Exercise prompt:
Every entry must be output exactly as it was written.

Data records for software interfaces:
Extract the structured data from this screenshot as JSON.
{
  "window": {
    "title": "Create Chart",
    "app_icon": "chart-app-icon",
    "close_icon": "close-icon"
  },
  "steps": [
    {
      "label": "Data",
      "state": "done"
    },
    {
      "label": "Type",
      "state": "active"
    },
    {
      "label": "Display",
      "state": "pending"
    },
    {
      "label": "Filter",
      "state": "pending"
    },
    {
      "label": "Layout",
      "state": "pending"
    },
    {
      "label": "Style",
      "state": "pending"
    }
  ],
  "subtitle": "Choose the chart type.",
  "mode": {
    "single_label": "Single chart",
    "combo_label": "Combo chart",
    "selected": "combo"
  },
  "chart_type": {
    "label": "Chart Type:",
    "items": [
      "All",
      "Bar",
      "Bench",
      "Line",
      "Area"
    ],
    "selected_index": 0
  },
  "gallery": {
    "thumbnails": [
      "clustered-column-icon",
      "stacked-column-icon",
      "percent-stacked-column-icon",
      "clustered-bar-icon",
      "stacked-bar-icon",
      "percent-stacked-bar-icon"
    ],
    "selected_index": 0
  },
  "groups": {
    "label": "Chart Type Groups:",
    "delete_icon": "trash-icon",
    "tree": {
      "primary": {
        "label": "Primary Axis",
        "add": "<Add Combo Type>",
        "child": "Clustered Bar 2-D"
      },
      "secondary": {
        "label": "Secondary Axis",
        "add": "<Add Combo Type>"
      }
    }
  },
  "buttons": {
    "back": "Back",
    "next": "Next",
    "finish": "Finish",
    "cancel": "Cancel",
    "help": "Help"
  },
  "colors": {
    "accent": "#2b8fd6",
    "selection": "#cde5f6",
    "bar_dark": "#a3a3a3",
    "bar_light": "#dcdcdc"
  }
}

Output below:
Extract the structured data from this screenshot as JSON.
{
  "window": {
    "title": "Create Chart",
    "app_icon": "chart-app-icon",
    "close_icon": "close-icon"
  },
  "steps": [
    {
      "label": "Data",
      "state": "done"
    },
    {
      "label": "Type",
      "state": "active"
    },
    {
      "label": "Display",
      "state": "pending"
    },
    {
      "label": "Filter",
      "state": "pending"
    },
    {
      "label": "Layout",
      "state": "pending"
    },
    {
      "label": "Style",
      "state": "pending"
    }
  ],
  "subtitle": "Choose the chart type.",
  "mode": {
    "single_label": "Single chart",
    "combo_label": "Combo chart",
    "selected": "combo"
  },
  "chart_type": {
    "label": "Chart Type:",
    "items": [
      "All",
      "Bar",
      "Bench",
      "Line",
      "Area"
    ],
    "selected_index": 0
  },
  "gallery": {
    "thumbnails": [
      "clustered-column-icon",
      "stacked-column-icon",
      "percent-stacked-column-icon",
      "clustered-bar-icon",
      "stacked-bar-icon",
      "percent-stacked-bar-icon"
    ],
    "selected_index": 0
  },
  "groups": {
    "label": "Chart Type Groups:",
    "delete_icon": "trash-icon",
    "tree": {
      "primary": {
        "label": "Primary Axis",
        "add": "<Add Combo Type>",
        "child": "Clustered Bar 2-D"
      },
      "secondary": {
        "label": "Secondary Axis",
        "add": "<Add Combo Type>"
      }
    }
  },
  "buttons": {
    "back": "Back",
    "next": "Next",
    "finish": "Finish",
    "cancel": "Cancel",
    "help": "Help"
  },
  "colors": {
    "accent": "#2b8fd6",
    "selection": "#cde5f6",
    "bar_dark": "#a3a3a3",
    "bar_light": "#dcdcdc"
  }
}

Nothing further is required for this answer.